“If everybody farming in Plympton had to pass a background check, there would be no one farming in Plympton,” said Kraus. “You don’t need security to grow corn.”
Quirk disagreed, mentioning a different section of the law that defines agriculture very broadly, including by-products of agriculture.
Quirk’s apparent legal blessing of the project in no way means that the project is green-lighted. Quirk has not seen the specific proposal, and was only giving her legal opinion on the questions that the board had put before her.
Selectmen still seem to be divided on the matter. Selectperson Christine Joy is increasingly more vocally opposed to the project each week, twice now ready to vote not to support the project immediately. Chairman Russo appears to be cautiously supportive, and Selectperson Thompson, has made statements that infer that she is open-minded to the project, such as her agreement with Quirk that marijuana cultivation is agriculture in her mind and her previous strong statement opposing the NIMBY (Not In My Back Yard) phenomenon.

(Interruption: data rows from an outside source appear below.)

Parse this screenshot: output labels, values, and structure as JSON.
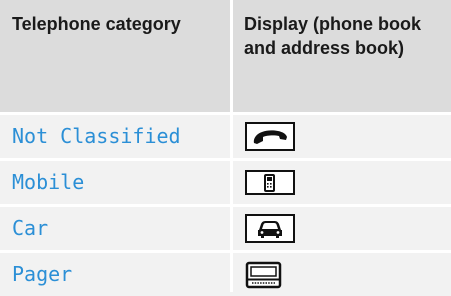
{
  "table": {
    "headers": {
      "category": "Telephone category",
      "display": "Display (phone book and address book)"
    },
    "rows": [
      {
        "category": "Not Classified",
        "icon": "handset-icon"
      },
      {
        "category": "Mobile",
        "icon": "mobile-phone-icon"
      },
      {
        "category": "Car",
        "icon": "car-icon"
      },
      {
        "category": "Pager",
        "icon": "pager-icon"
      }
    ]
  },
  "colors": {
    "header_bg": "#dcdcdc",
    "row_bg": "#f2f2f2",
    "label_text": "#2b8fd6",
    "header_text": "#1a1a1a"
  }
}
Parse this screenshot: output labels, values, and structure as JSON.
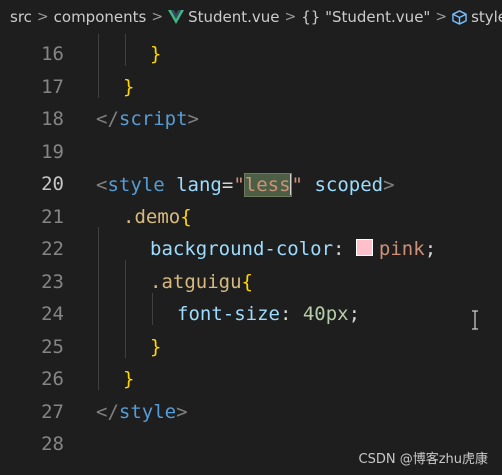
{
  "breadcrumb": {
    "items": [
      "src",
      "components",
      "Student.vue",
      "{} \"Student.vue\"",
      "style"
    ],
    "separator": ">"
  },
  "editor": {
    "active_line": "20",
    "lines": [
      {
        "num": "16"
      },
      {
        "num": "17"
      },
      {
        "num": "18"
      },
      {
        "num": "19"
      },
      {
        "num": "20"
      },
      {
        "num": "21"
      },
      {
        "num": "22"
      },
      {
        "num": "23"
      },
      {
        "num": "24"
      },
      {
        "num": "25"
      },
      {
        "num": "26"
      },
      {
        "num": "27"
      },
      {
        "num": "28"
      }
    ],
    "code": {
      "l16_brace": "}",
      "l17_brace": "}",
      "l18_open": "</",
      "l18_tag": "script",
      "l18_close": ">",
      "l20_open": "<",
      "l20_tag": "style",
      "l20_attr": "lang",
      "l20_eq": "=",
      "l20_q1": "\"",
      "l20_val": "less",
      "l20_q2": "\"",
      "l20_attr2": "scoped",
      "l20_close": ">",
      "l21_sel": ".demo",
      "l21_brace": "{",
      "l22_prop": "background-color",
      "l22_colon": ": ",
      "l22_val": "pink",
      "l22_semi": ";",
      "l23_sel": ".atguigu",
      "l23_brace": "{",
      "l24_prop": "font-size",
      "l24_colon": ": ",
      "l24_num": "40px",
      "l24_semi": ";",
      "l25_brace": "}",
      "l26_brace": "}",
      "l27_open": "</",
      "l27_tag": "style",
      "l27_close": ">"
    },
    "swatch_color": "#ffc0cb"
  },
  "watermark": "CSDN @博客zhu虎康",
  "colors": {
    "background": "#1e1e1e",
    "tag": "#569cd6",
    "attribute": "#9cdcfe",
    "string": "#ce9178",
    "selector": "#d7ba7d",
    "number": "#b5cea8",
    "brace": "#ffd700"
  }
}
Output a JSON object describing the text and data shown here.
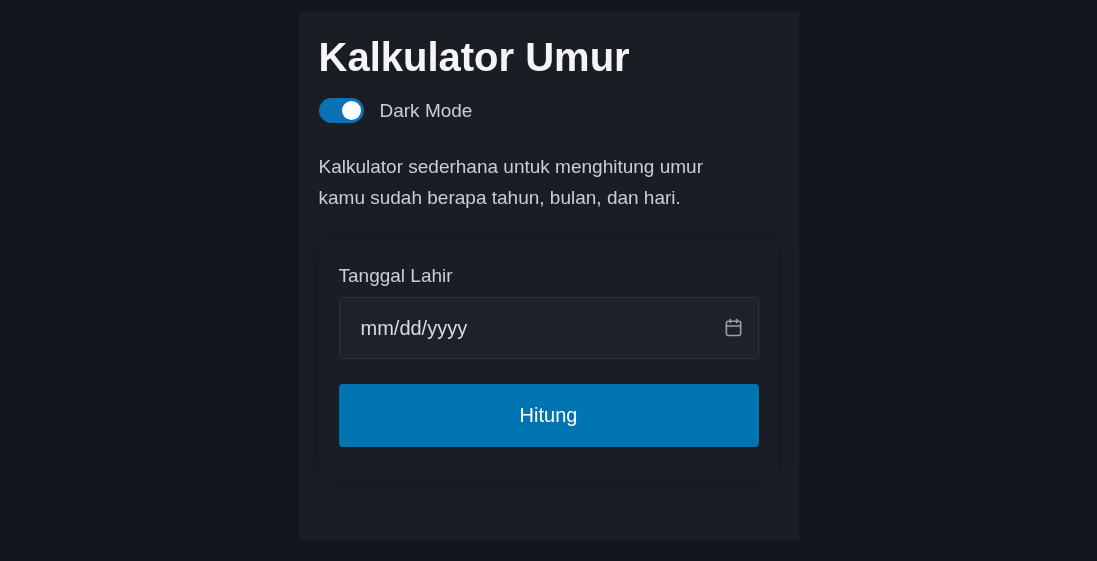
{
  "title": "Kalkulator Umur",
  "dark_mode": {
    "label": "Dark Mode",
    "on": true
  },
  "description": "Kalkulator sederhana untuk menghitung umur kamu sudah berapa tahun, bulan, dan hari.",
  "form": {
    "label": "Tanggal Lahir",
    "placeholder": "mm/dd/yyyy",
    "button": "Hitung"
  }
}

Several abutters and neighbors of Randall were present, and continued to state their objections, although the Board indulged few public comments on the subject as the agenda indicated that this time was allotted for the Selectmen to discuss the issue.
According to Chairman Russo, Shane Sullivan, 26, the alleged perpetrator of Sunday night’s attempted home invasion, was residing at a group facility for those in substance abuse recovery, which opened last year next to the house where the attempted break-in occurred.
Residents from the neighborhood came to the board with concerns that they hadn’t been properly notified as the incident was unfolding, and generally with safety concerns now that an incident has occurred at the facility.
The treatment facility, the Brook Retreat, at 55 Brook Street, is apparently operated by a company called South Shore Transformation Inc., although Town officials were not aware of the identity of the operators, another concern. It has 16 beds for male patients in recovery, according to their website.
Selectmen noted that there was clearly a breakdown in protocol at the facility and they wished to look further into the matter, including whether a “reverse-911” call would have been appropriate to notify neighbors of the incident. Russo noted that not all of the neighbors’ concerns are Selectmen’s issues but that the Board would look into what could be done to allay residents’ concerns and prevent future incidents.
Russo to retire (from BOS at least)
Selectmen Chairman Mark Russo, in the third year of his first term on the board, announced Monday that after much reflection he will not seek a second term.
Russo, who in addition to his tenure on the BOS, also served
two years on the Finance Committee and has chaired the Community Preservation Committee, said he wishes to remain involved in town government, and might even return to the board someday. He stated that he had hoped when he was elected that he could bring more civility and transparency to town government, and that he thinks that some of that has been accomplished.
Russo added he hoped that a new talented person would run for the soon-to-be-open open seat and continue that work.
Next Meetings: March 14 and March 21, 6 p.m. at the Town House.